What is the role of fate for both Zeus in "The Creation of Man by Prometheus" and Achilles in Homer's Iliad? How does fate affect the plot, the characters, the overall narrative? Is the fate a...
What is the role of fate for both Zeus in "The Creation of Man by Prometheus" and Achilles in Homer's Iliad? How does fate affect the plot, the characters, the overall narrative? Is the fate a cosmic force the characters cannot control or do they control their own destinies?
In the creation myth titled "Creation of Man by Prometheus," the Titan god Prometheus is fated to be tortured by Zeus through an eagle until Chiron the Centaur decides to lay down his life for Prometheus and Heracles the demigod kills the eagle. However, Prometheus's fate is brought upon him through both his own choices and the choices of Zeus.
Both the Titan gods Prometheus and Epimetheus had been assigned the task of creating man and distributing qualities to all creatures on earth. However, Epimetheus unfortunately assigned all of the best qualities to the animals, such as the ability to be swift, to be sly and shrew, and to be strong, to have fur for protection, or to have wings for flight, and left no good qualities for man. Prometheus assisted by making man similar to the gods by giving man the ability to stand upright just like the gods. Prometheus also gave mankind fire, a tool that leads to the development of civilization because it leads to the ability to cook, make weapons, keep warm, etc.
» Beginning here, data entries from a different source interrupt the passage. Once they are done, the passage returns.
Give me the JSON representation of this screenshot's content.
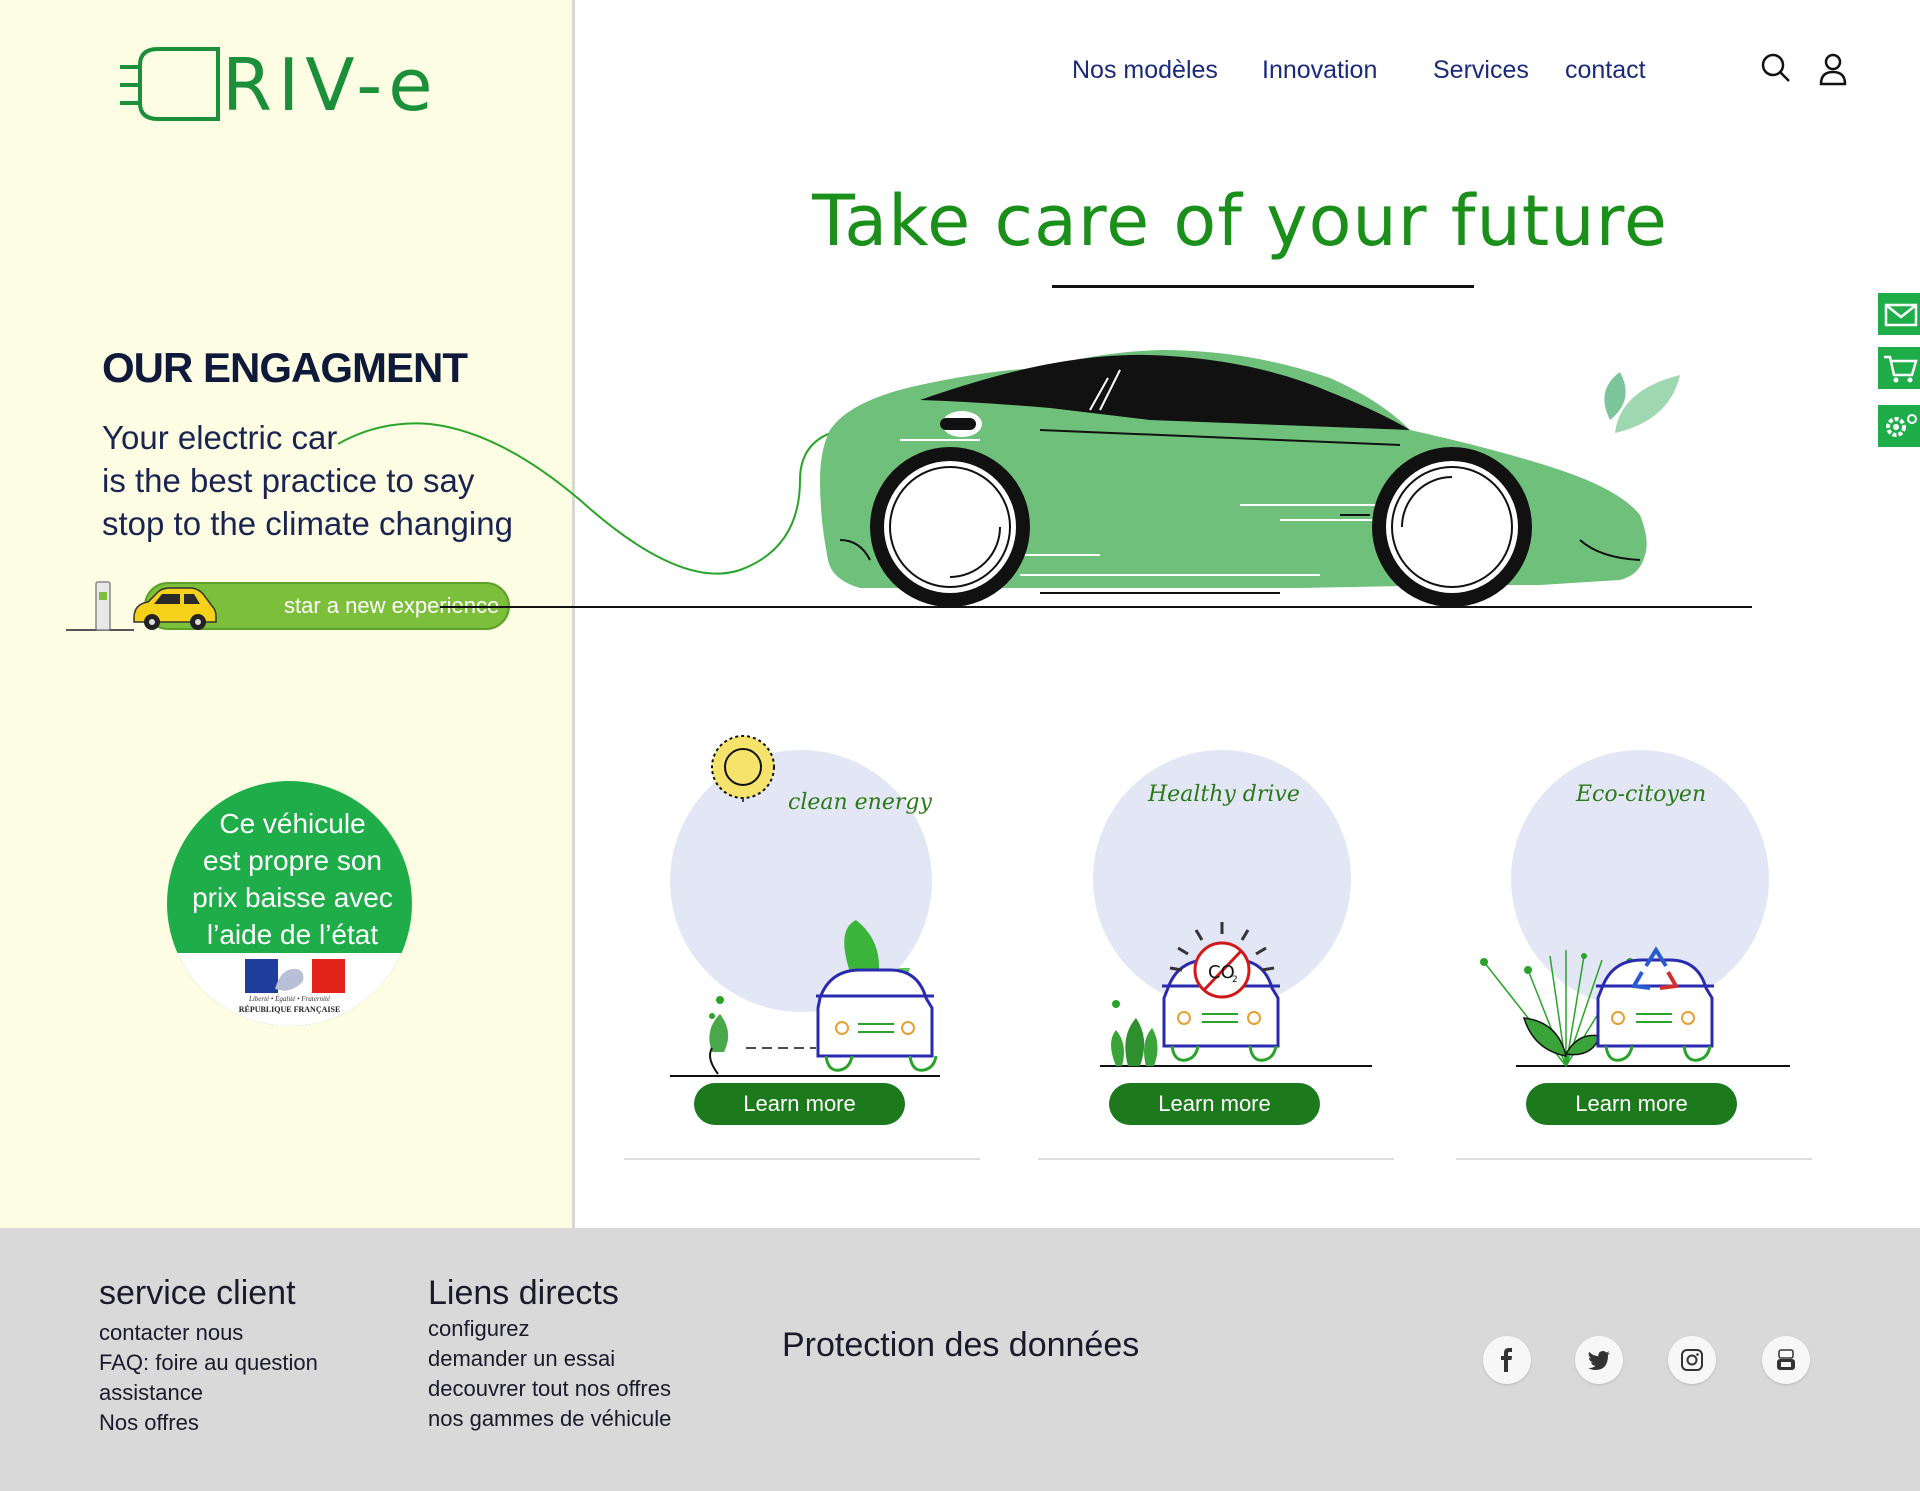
{
  "brand": {
    "logo_text": "RIV-e",
    "color": "#1c8f3a"
  },
  "nav": {
    "items": [
      {
        "label": "Nos modèles"
      },
      {
        "label": "Innovation"
      },
      {
        "label": "Services"
      },
      {
        "label": "contact"
      }
    ],
    "icons": [
      "search-icon",
      "user-icon"
    ],
    "color": "#1a2a7a"
  },
  "hero": {
    "title": "Take care of your future",
    "title_color": "#1a8f1a"
  },
  "engagement": {
    "title": "OUR ENGAGMENT",
    "lines": [
      "Your electric car",
      "is the best practice to say",
      "stop to the climate changing"
    ],
    "cta_label": "star a new experience"
  },
  "badge": {
    "lines": [
      "Ce  véhicule",
      "est propre son",
      "prix baisse avec",
      "l’aide de l’état"
    ],
    "flag_caption": "Liberté • Égalité • Fraternité",
    "flag_name": "RÉPUBLIQUE FRANÇAISE"
  },
  "side_buttons": [
    "mail-icon",
    "cart-icon",
    "settings-icon"
  ],
  "features": [
    {
      "label": "clean energy",
      "button": "Learn more"
    },
    {
      "label": "Healthy drive",
      "button": "Learn more",
      "co2": "CO"
    },
    {
      "label": "Eco-citoyen",
      "button": "Learn more"
    }
  ],
  "footer": {
    "col1": {
      "title": "service client",
      "links": [
        "contacter nous",
        "FAQ: foire au question",
        "assistance",
        "Nos offres"
      ]
    },
    "col2": {
      "title": "Liens directs",
      "links": [
        "configurez",
        "demander un essai",
        "decouvrer tout nos offres",
        "nos gammes de véhicule"
      ]
    },
    "col3": {
      "title": "Protection des données"
    },
    "social": [
      "facebook-icon",
      "twitter-icon",
      "instagram-icon",
      "youtube-icon"
    ]
  },
  "colors": {
    "panel": "#fdfde3",
    "accent_green": "#1fad4a",
    "car_green": "#6fc07a",
    "footer": "#d9d9d9"
  }
}
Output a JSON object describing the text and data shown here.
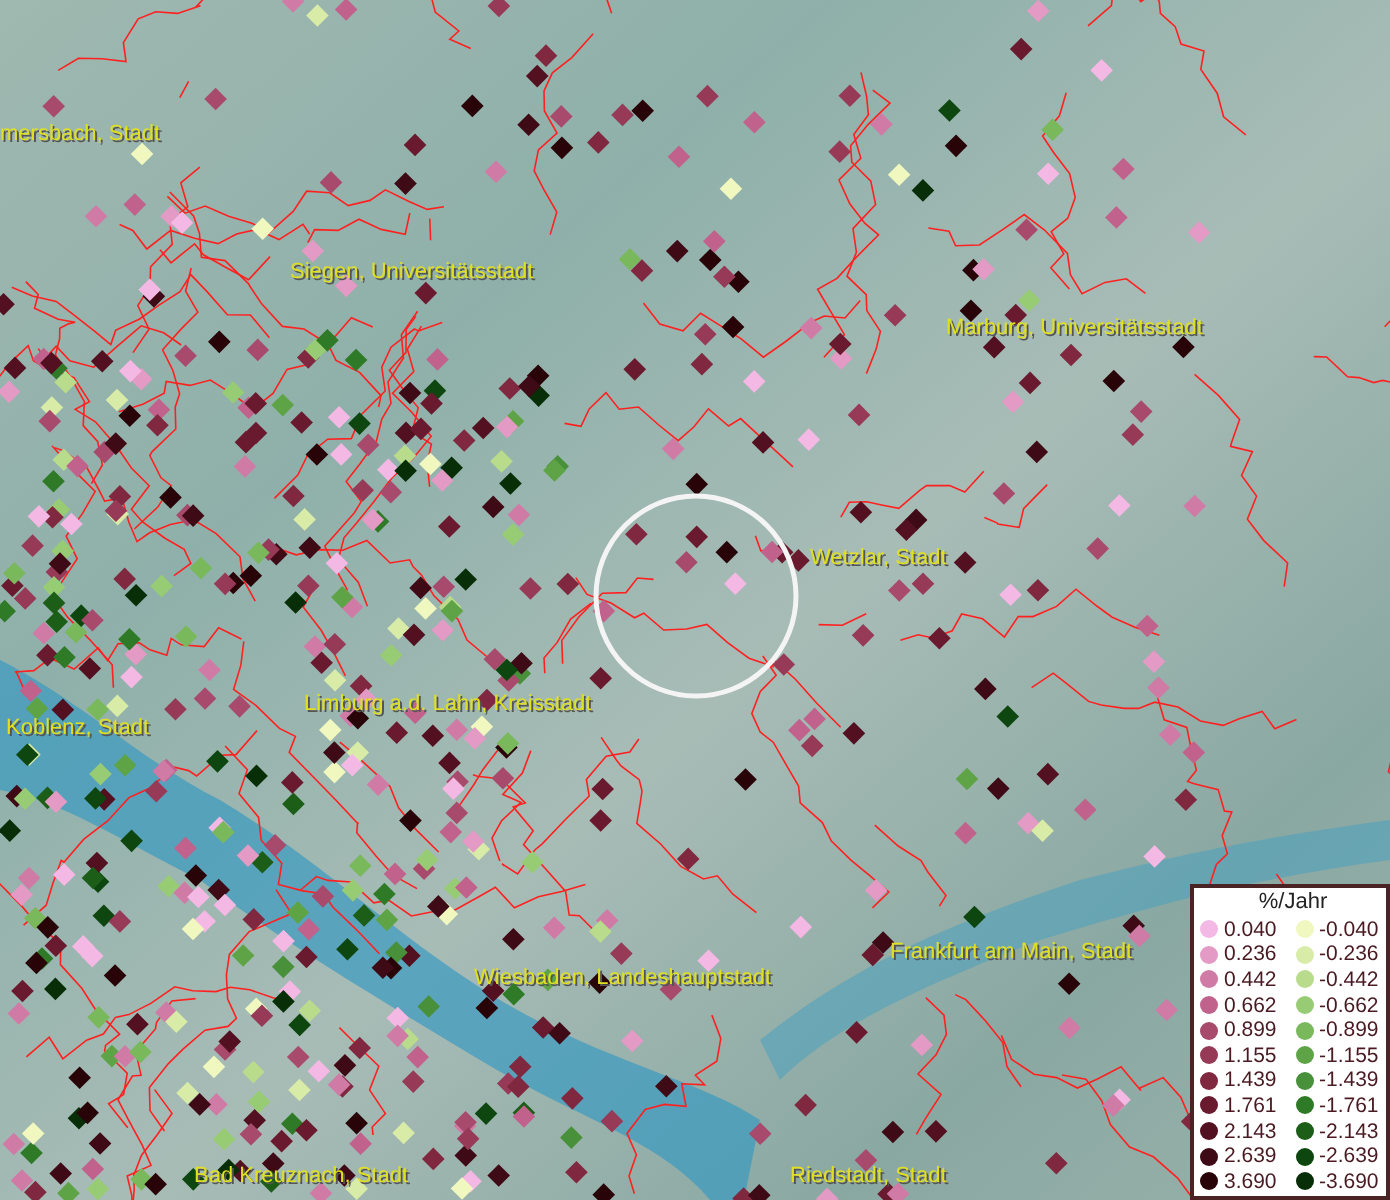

Prometheus also developed a devoted love for mankind because he saw the Olympian gods as guilty of exiling Prometheus's family to Tartarus, a specific section of the Underworld.
In reaction to Prometheus's love for mankind, Zeus became jealous and required sacrifices from all of man. Zeus's jealousy led Prometheus to trick Zeus in order to give mankind more provisions than the gods. Being tricked by Prometheus in turn led Zeus to make the choice to punish Prometheus.
Hence, as we can see, Prometheus made several choices: (1) to give mankind traits that equate man to the gods; (2) to love mankind; and (3) to trick Zeus for his jealousy. Zeus himself also made a couple of decisions: (1) to be jealous of mankind; and (2) to punish Prometheus. Therefore, we can say that it was ultimately choices that led to Prometheus's fate, and fate itself plays a very small role in the story.